A Poetic Pioneer: The Impact of Virgil, the Prince of Poets



The Roman National Treasure, Virgil


In Roman times, people considered Virgil the greatest poet of the Romans, and he became a legendary poet.

He was so important to the people of Rome that even emperor Augustus commissioned the poet to write a poem celebrating the glory of the Roman rise in power, which would be his most revered work, the Aeneid.

This poem, published two years after his death, would be known by Romans as their national epic poem.

Virgil was also well known for writing poems such as the Eclogues, which have multiple stories taking place in a utopia of nature, Arcadia, and the Georgics, which also presents adventures in a rural, agricultural life.

His works have also had a significant impact beyond his time. His unique method of storytelling, which relied on mythology and allegory as its foundation, influenced renowned Western poets such as Ovid, Shakespeare, and Dante.

Virgil's works have been the basis of poetic influence to the point where he was often named the Prince of Poets.


Quick Facts About Virgil

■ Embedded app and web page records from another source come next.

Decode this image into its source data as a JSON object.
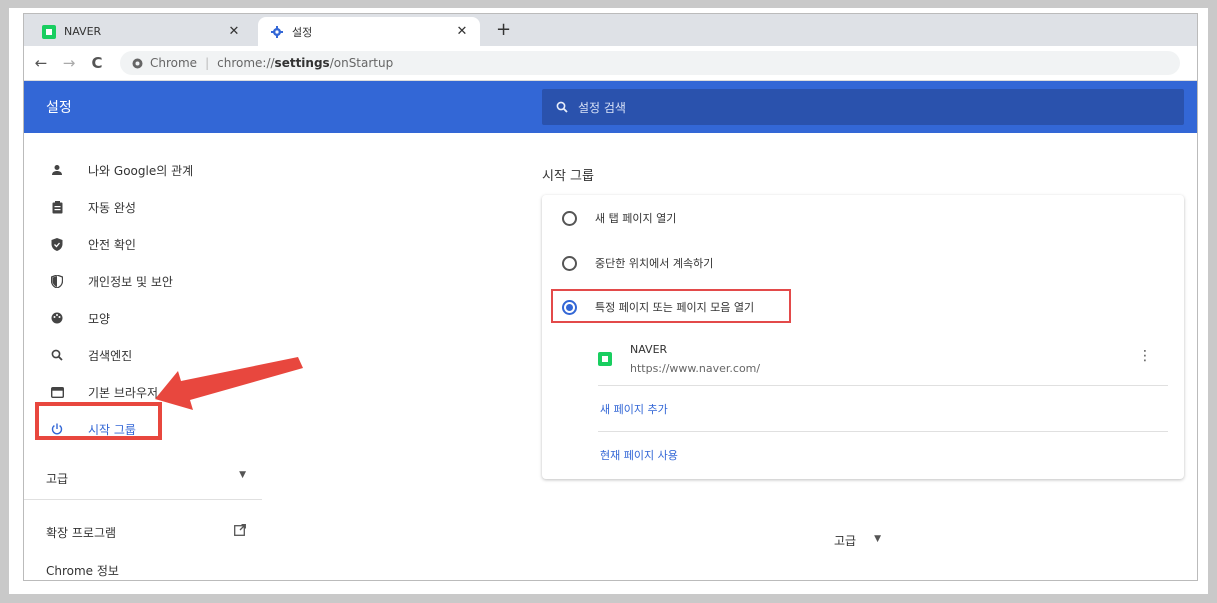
{
  "tabs": [
    {
      "label": "NAVER",
      "close": "✕"
    },
    {
      "label": "설정",
      "close": "✕"
    }
  ],
  "new_tab": "+",
  "toolbar": {
    "back": "←",
    "forward": "→",
    "reload": "C",
    "site_label": "Chrome",
    "url_prefix": "chrome://",
    "url_bold": "settings",
    "url_suffix": "/onStartup"
  },
  "header": {
    "title": "설정",
    "search_placeholder": "설정 검색"
  },
  "sidebar": {
    "items": [
      {
        "label": "나와 Google의 관계",
        "icon": "person-icon"
      },
      {
        "label": "자동 완성",
        "icon": "clipboard-icon"
      },
      {
        "label": "안전 확인",
        "icon": "shield-icon"
      },
      {
        "label": "개인정보 및 보안",
        "icon": "privacy-shield-icon"
      },
      {
        "label": "모양",
        "icon": "palette-icon"
      },
      {
        "label": "검색엔진",
        "icon": "search-icon"
      },
      {
        "label": "기본 브라우저",
        "icon": "browser-icon"
      },
      {
        "label": "시작 그룹",
        "icon": "power-icon"
      }
    ],
    "advanced": "고급",
    "extensions": "확장 프로그램",
    "about": "Chrome 정보"
  },
  "main": {
    "section_title": "시작 그룹",
    "options": [
      {
        "label": "새 탭 페이지 열기",
        "checked": false
      },
      {
        "label": "중단한 위치에서 계속하기",
        "checked": false
      },
      {
        "label": "특정 페이지 또는 페이지 모음 열기",
        "checked": true
      }
    ],
    "site": {
      "name": "NAVER",
      "url": "https://www.naver.com/"
    },
    "add_page": "새 페이지 추가",
    "use_current": "현재 페이지 사용",
    "advanced": "고급"
  },
  "colors": {
    "accent": "#3367d6",
    "header_bg": "#3367d6",
    "annotation_red": "#e8473e",
    "naver_green": "#19ce60"
  }
}
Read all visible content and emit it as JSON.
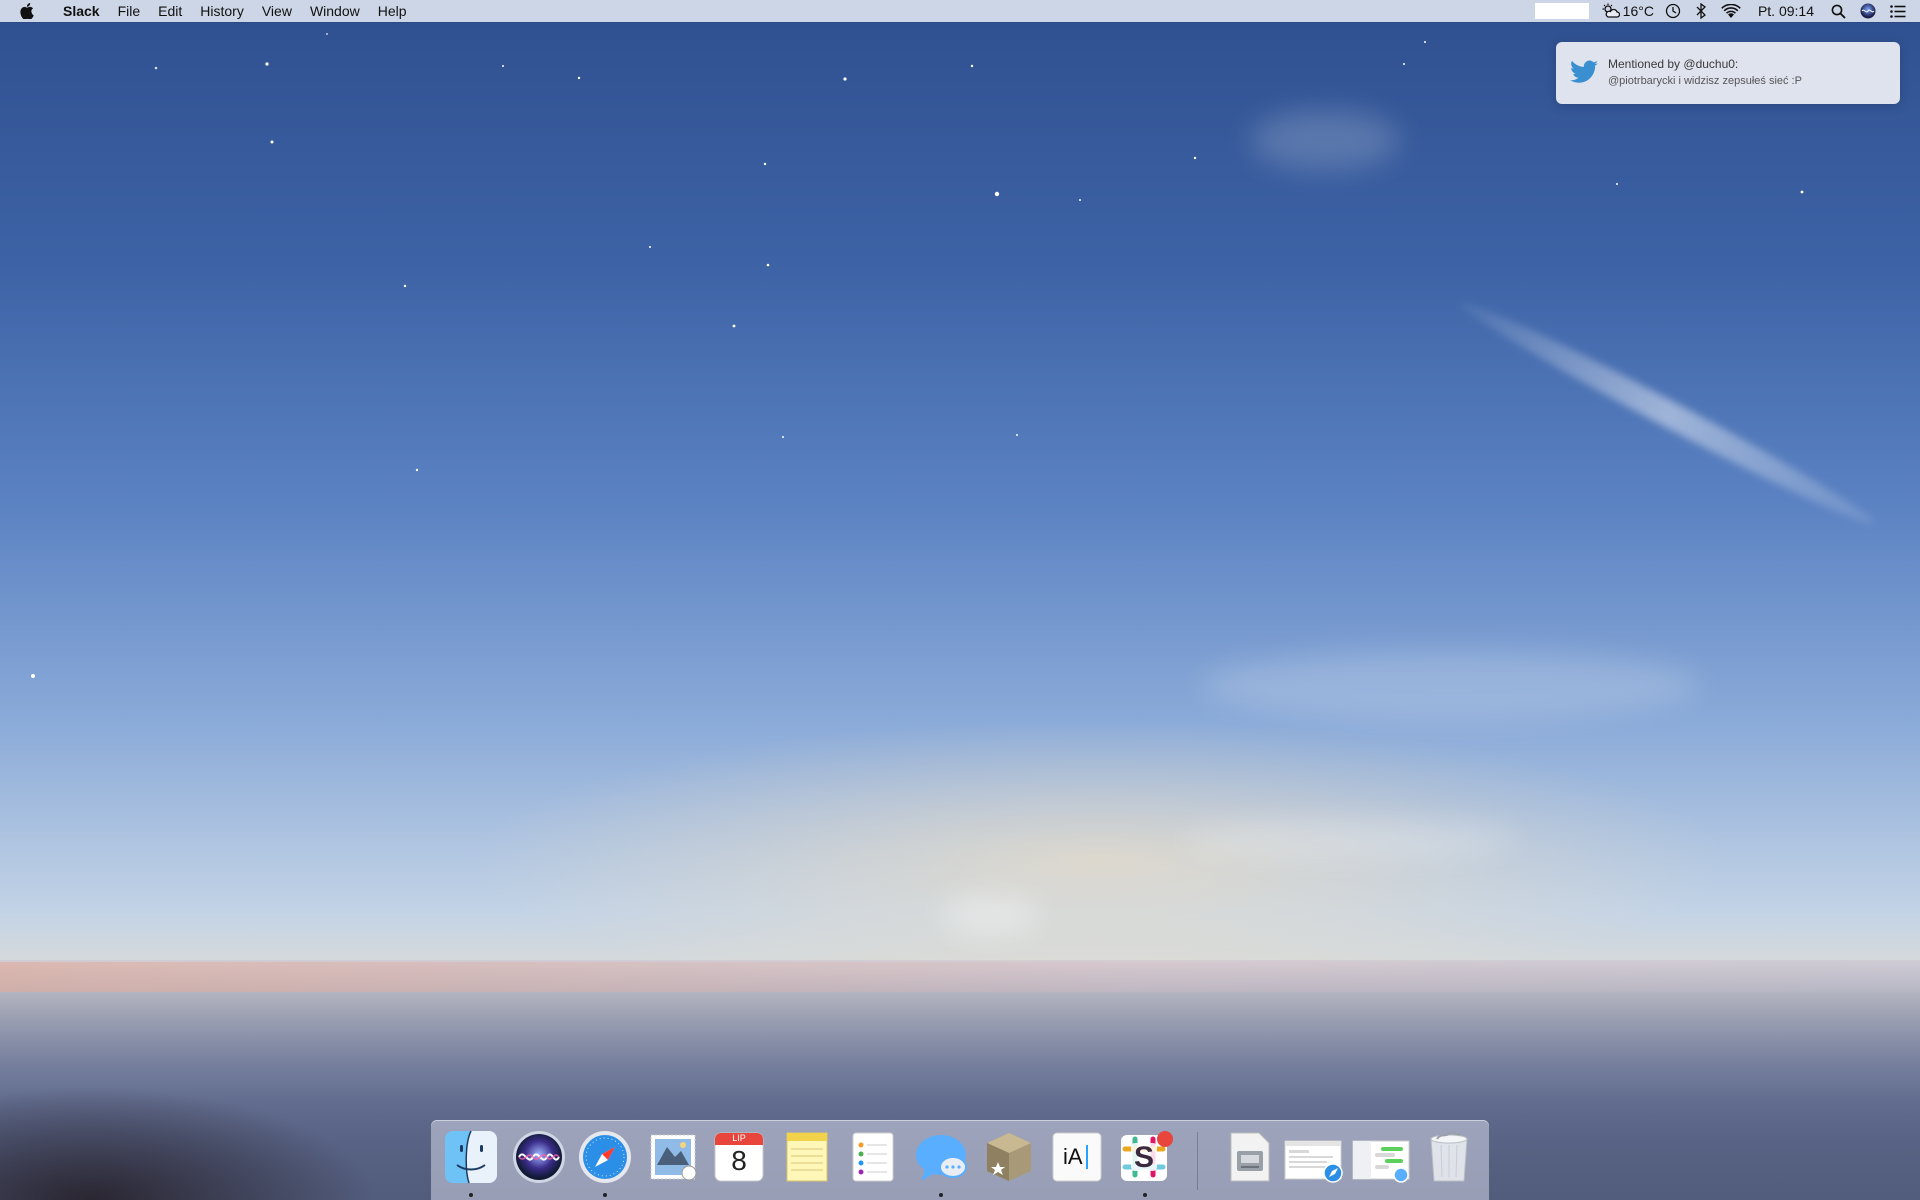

  • Virgil was born on October 15, 70 BC. 
  • According to Roman historians, he was born in the village of Andes, close to Mantua, in Northern Italy. 
  • The young Virgil studied many topics in Rome, ranging from astronomy, the art of persuasion, medicine, and later philosophy. 
  • When Virgil was on his deathbed, he was unsatisfied with his poem, the Aeneid, and requested his friends to burn it. Fortunately, his friends refused to burn the story, and Augustus soon demanded the publishment of the Aeneid.
  • Homer, an ancient Greek poet who created the poems Iliad and Odyssey, influenced Virgil's work as a Greek epic poet. 


Back to blog